> **WHAT TO DO**: When copying the records below, omit any image and print everything else exactly.

> **MATERIAL PROVIDED**:
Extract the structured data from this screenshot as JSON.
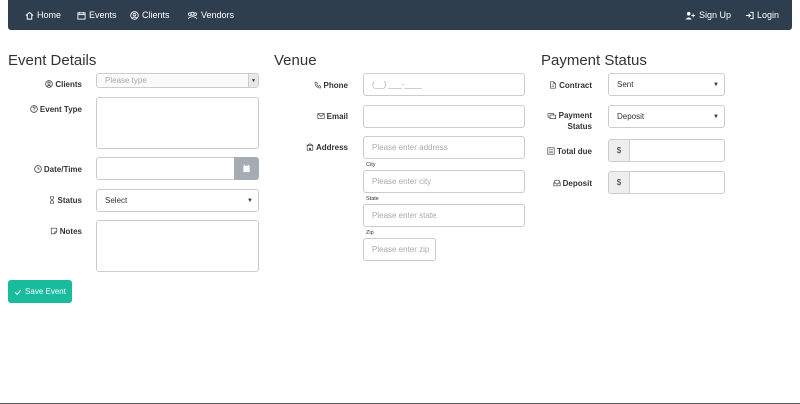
{
  "nav": {
    "home": "Home",
    "events": "Events",
    "clients": "Clients",
    "vendors": "Vendors",
    "signup": "Sign Up",
    "login": "Login"
  },
  "event_details": {
    "title": "Event Details",
    "clients_label": "Clients",
    "clients_placeholder": "Please type",
    "event_type_label": "Event Type",
    "datetime_label": "Date/Time",
    "status_label": "Status",
    "status_value": "Select",
    "notes_label": "Notes",
    "save_label": "Save Event"
  },
  "venue": {
    "title": "Venue",
    "phone_label": "Phone",
    "phone_placeholder": "(__) ___-____",
    "email_label": "Email",
    "address_label": "Address",
    "address_placeholder": "Please enter address",
    "city_label": "City",
    "city_placeholder": "Please enter city",
    "state_label": "State",
    "state_placeholder": "Please enter state",
    "zip_label": "Zip",
    "zip_placeholder": "Please enter zip"
  },
  "payment": {
    "title": "Payment Status",
    "contract_label": "Contract",
    "contract_value": "Sent",
    "payment_status_label_1": "Payment",
    "payment_status_label_2": "Status",
    "payment_status_value": "Deposit",
    "total_due_label": "Total due",
    "deposit_label": "Deposit",
    "currency": "$"
  },
  "colors": {
    "navbar": "#2f3e4e",
    "accent": "#18bc9c",
    "calendar_button": "#a5acb3"
  }
}
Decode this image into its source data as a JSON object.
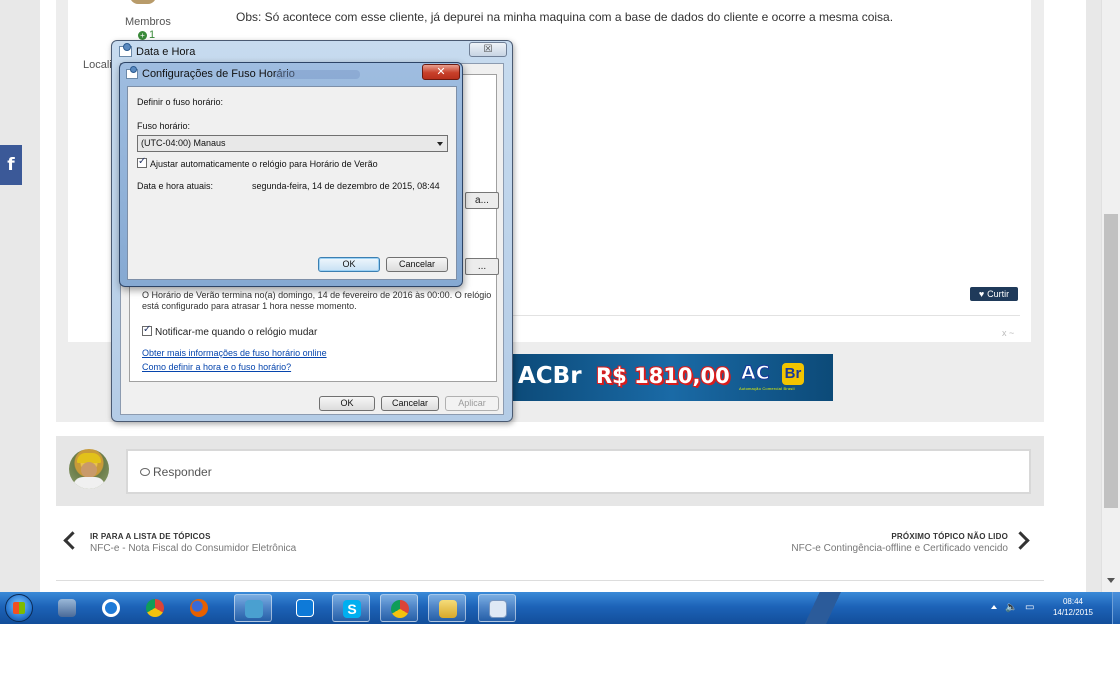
{
  "post": {
    "text": "Obs: Só acontece com esse cliente, já depurei na minha maquina com a base de dados do cliente e ocorre a mesma coisa.",
    "author_role": "Membros",
    "reputation": "1",
    "location_label": "Localiz",
    "like_label": "Curtir",
    "tiny_x": "x ~"
  },
  "social": {
    "facebook_icon": "f"
  },
  "ad": {
    "brand": "ACBr",
    "price": "R$ 1810,00",
    "logo_left": "AC",
    "logo_right": "Br",
    "logo_sub": "Automação Comercial Brasil"
  },
  "reply": {
    "placeholder": "Responder"
  },
  "nav": {
    "prev_title": "IR PARA A LISTA DE TÓPICOS",
    "prev_sub": "NFC-e - Nota Fiscal do Consumidor Eletrônica",
    "next_title": "PRÓXIMO TÓPICO NÃO LIDO",
    "next_sub": "NFC-e Contingência-offline e Certificado vencido"
  },
  "dialog_main": {
    "title": "Data e Hora",
    "close": "☒",
    "btn_partial_1": "a...",
    "btn_partial_2": "...",
    "dst_text": "O Horário de Verão termina no(a) domingo, 14 de fevereiro de 2016 às 00:00. O relógio está configurado para atrasar 1 hora nesse momento.",
    "notify_label": "Notificar-me quando o relógio mudar",
    "link_1": "Obter mais informações de fuso horário online",
    "link_2": "Como definir a hora e o fuso horário?",
    "ok": "OK",
    "cancel": "Cancelar",
    "apply": "Aplicar"
  },
  "dialog_fuso": {
    "title": "Configurações de Fuso Horário",
    "close": "✕",
    "heading": "Definir o fuso horário:",
    "tz_label": "Fuso horário:",
    "tz_value": "(UTC-04:00) Manaus",
    "dst_check": "Ajustar automaticamente o relógio para Horário de Verão",
    "current_label": "Data e hora atuais:",
    "current_value": "segunda-feira, 14 de dezembro de 2015, 08:44",
    "ok": "OK",
    "cancel": "Cancelar"
  },
  "taskbar": {
    "clock_time": "08:44",
    "clock_date": "14/12/2015",
    "colors": {
      "ie": "#1e7ad8",
      "chrome": "#db4437",
      "firefox": "#e66000",
      "skype": "#00aff0",
      "explorer": "#e8c24a"
    }
  }
}
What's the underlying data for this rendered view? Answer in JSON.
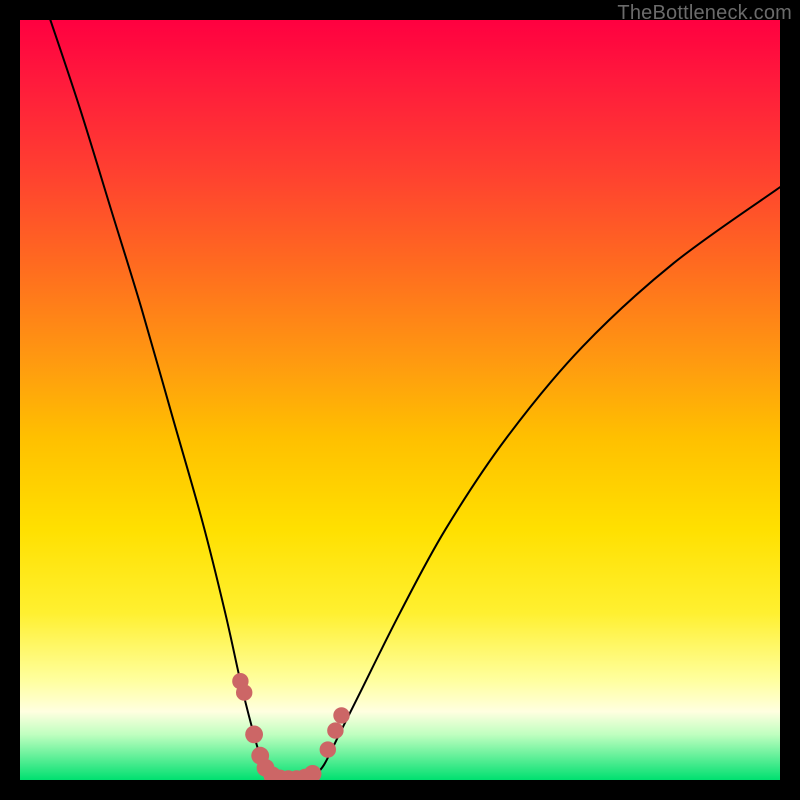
{
  "attribution": "TheBottleneck.com",
  "colors": {
    "frame": "#000000",
    "curve": "#000000",
    "markers_fill": "#cc6666",
    "markers_stroke": "#a04040",
    "gradient_top": "#ff0040",
    "gradient_bottom": "#00e070"
  },
  "chart_data": {
    "type": "line",
    "title": "",
    "xlabel": "",
    "ylabel": "",
    "xlim": [
      0,
      100
    ],
    "ylim": [
      0,
      100
    ],
    "grid": false,
    "legend": false,
    "series": [
      {
        "name": "left-curve",
        "x": [
          4,
          8,
          12,
          16,
          20,
          24,
          27,
          29,
          30.5,
          31.5,
          32.5,
          33.3
        ],
        "y": [
          100,
          88,
          75,
          62,
          48,
          34,
          22,
          13,
          7,
          3.5,
          1.5,
          0.3
        ]
      },
      {
        "name": "right-curve",
        "x": [
          38.5,
          40,
          42,
          45,
          50,
          56,
          64,
          74,
          86,
          100
        ],
        "y": [
          0.3,
          2,
          6,
          12,
          22,
          33,
          45,
          57,
          68,
          78
        ]
      },
      {
        "name": "valley-floor",
        "x": [
          33.3,
          34.5,
          36,
          37.4,
          38.5
        ],
        "y": [
          0.3,
          0.0,
          0.0,
          0.0,
          0.3
        ]
      }
    ],
    "markers": [
      {
        "x": 29.0,
        "y": 13.0,
        "r": 1.2
      },
      {
        "x": 29.5,
        "y": 11.5,
        "r": 1.2
      },
      {
        "x": 30.8,
        "y": 6.0,
        "r": 1.3
      },
      {
        "x": 31.6,
        "y": 3.2,
        "r": 1.3
      },
      {
        "x": 32.3,
        "y": 1.6,
        "r": 1.3
      },
      {
        "x": 33.2,
        "y": 0.6,
        "r": 1.3
      },
      {
        "x": 34.2,
        "y": 0.2,
        "r": 1.3
      },
      {
        "x": 35.3,
        "y": 0.1,
        "r": 1.3
      },
      {
        "x": 36.4,
        "y": 0.1,
        "r": 1.3
      },
      {
        "x": 37.5,
        "y": 0.3,
        "r": 1.3
      },
      {
        "x": 38.5,
        "y": 0.8,
        "r": 1.3
      },
      {
        "x": 40.5,
        "y": 4.0,
        "r": 1.2
      },
      {
        "x": 41.5,
        "y": 6.5,
        "r": 1.2
      },
      {
        "x": 42.3,
        "y": 8.5,
        "r": 1.2
      }
    ]
  }
}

> **RESULT BELOW**:
Extract the structured data from this screenshot as JSON.
{
  "nav": {
    "home": "Home",
    "events": "Events",
    "clients": "Clients",
    "vendors": "Vendors",
    "signup": "Sign Up",
    "login": "Login"
  },
  "event_details": {
    "title": "Event Details",
    "clients_label": "Clients",
    "clients_placeholder": "Please type",
    "event_type_label": "Event Type",
    "datetime_label": "Date/Time",
    "status_label": "Status",
    "status_value": "Select",
    "notes_label": "Notes",
    "save_label": "Save Event"
  },
  "venue": {
    "title": "Venue",
    "phone_label": "Phone",
    "phone_placeholder": "(__) ___-____",
    "email_label": "Email",
    "address_label": "Address",
    "address_placeholder": "Please enter address",
    "city_label": "City",
    "city_placeholder": "Please enter city",
    "state_label": "State",
    "state_placeholder": "Please enter state",
    "zip_label": "Zip",
    "zip_placeholder": "Please enter zip"
  },
  "payment": {
    "title": "Payment Status",
    "contract_label": "Contract",
    "contract_value": "Sent",
    "payment_status_label_1": "Payment",
    "payment_status_label_2": "Status",
    "payment_status_value": "Deposit",
    "total_due_label": "Total due",
    "deposit_label": "Deposit",
    "currency": "$"
  },
  "colors": {
    "navbar": "#2f3e4e",
    "accent": "#18bc9c",
    "calendar_button": "#a5acb3"
  }
}
Decode this image into its source data as a JSON object.
{
  "post": {
    "text": "Obs: Só acontece com esse cliente, já depurei na minha maquina com a base de dados do cliente e ocorre a mesma coisa.",
    "author_role": "Membros",
    "reputation": "1",
    "location_label": "Localiz",
    "like_label": "Curtir",
    "tiny_x": "x ~"
  },
  "social": {
    "facebook_icon": "f"
  },
  "ad": {
    "brand": "ACBr",
    "price": "R$ 1810,00",
    "logo_left": "AC",
    "logo_right": "Br",
    "logo_sub": "Automação Comercial Brasil"
  },
  "reply": {
    "placeholder": "Responder"
  },
  "nav": {
    "prev_title": "IR PARA A LISTA DE TÓPICOS",
    "prev_sub": "NFC-e - Nota Fiscal do Consumidor Eletrônica",
    "next_title": "PRÓXIMO TÓPICO NÃO LIDO",
    "next_sub": "NFC-e Contingência-offline e Certificado vencido"
  },
  "dialog_main": {
    "title": "Data e Hora",
    "close": "☒",
    "btn_partial_1": "a...",
    "btn_partial_2": "...",
    "dst_text": "O Horário de Verão termina no(a) domingo, 14 de fevereiro de 2016 às 00:00. O relógio está configurado para atrasar 1 hora nesse momento.",
    "notify_label": "Notificar-me quando o relógio mudar",
    "link_1": "Obter mais informações de fuso horário online",
    "link_2": "Como definir a hora e o fuso horário?",
    "ok": "OK",
    "cancel": "Cancelar",
    "apply": "Aplicar"
  },
  "dialog_fuso": {
    "title": "Configurações de Fuso Horário",
    "close": "✕",
    "heading": "Definir o fuso horário:",
    "tz_label": "Fuso horário:",
    "tz_value": "(UTC-04:00) Manaus",
    "dst_check": "Ajustar automaticamente o relógio para Horário de Verão",
    "current_label": "Data e hora atuais:",
    "current_value": "segunda-feira, 14 de dezembro de 2015, 08:44",
    "ok": "OK",
    "cancel": "Cancelar"
  },
  "taskbar": {
    "clock_time": "08:44",
    "clock_date": "14/12/2015",
    "colors": {
      "ie": "#1e7ad8",
      "chrome": "#db4437",
      "firefox": "#e66000",
      "skype": "#00aff0",
      "explorer": "#e8c24a"
    }
  }
}
What's the underlying data for this rendered view? Answer in JSON.
{
  "attribution": "TheBottleneck.com",
  "colors": {
    "frame": "#000000",
    "curve": "#000000",
    "markers_fill": "#cc6666",
    "markers_stroke": "#a04040",
    "gradient_top": "#ff0040",
    "gradient_bottom": "#00e070"
  },
  "chart_data": {
    "type": "line",
    "title": "",
    "xlabel": "",
    "ylabel": "",
    "xlim": [
      0,
      100
    ],
    "ylim": [
      0,
      100
    ],
    "grid": false,
    "legend": false,
    "series": [
      {
        "name": "left-curve",
        "x": [
          4,
          8,
          12,
          16,
          20,
          24,
          27,
          29,
          30.5,
          31.5,
          32.5,
          33.3
        ],
        "y": [
          100,
          88,
          75,
          62,
          48,
          34,
          22,
          13,
          7,
          3.5,
          1.5,
          0.3
        ]
      },
      {
        "name": "right-curve",
        "x": [
          38.5,
          40,
          42,
          45,
          50,
          56,
          64,
          74,
          86,
          100
        ],
        "y": [
          0.3,
          2,
          6,
          12,
          22,
          33,
          45,
          57,
          68,
          78
        ]
      },
      {
        "name": "valley-floor",
        "x": [
          33.3,
          34.5,
          36,
          37.4,
          38.5
        ],
        "y": [
          0.3,
          0.0,
          0.0,
          0.0,
          0.3
        ]
      }
    ],
    "markers": [
      {
        "x": 29.0,
        "y": 13.0,
        "r": 1.2
      },
      {
        "x": 29.5,
        "y": 11.5,
        "r": 1.2
      },
      {
        "x": 30.8,
        "y": 6.0,
        "r": 1.3
      },
      {
        "x": 31.6,
        "y": 3.2,
        "r": 1.3
      },
      {
        "x": 32.3,
        "y": 1.6,
        "r": 1.3
      },
      {
        "x": 33.2,
        "y": 0.6,
        "r": 1.3
      },
      {
        "x": 34.2,
        "y": 0.2,
        "r": 1.3
      },
      {
        "x": 35.3,
        "y": 0.1,
        "r": 1.3
      },
      {
        "x": 36.4,
        "y": 0.1,
        "r": 1.3
      },
      {
        "x": 37.5,
        "y": 0.3,
        "r": 1.3
      },
      {
        "x": 38.5,
        "y": 0.8,
        "r": 1.3
      },
      {
        "x": 40.5,
        "y": 4.0,
        "r": 1.2
      },
      {
        "x": 41.5,
        "y": 6.5,
        "r": 1.2
      },
      {
        "x": 42.3,
        "y": 8.5,
        "r": 1.2
      }
    ]
  }
}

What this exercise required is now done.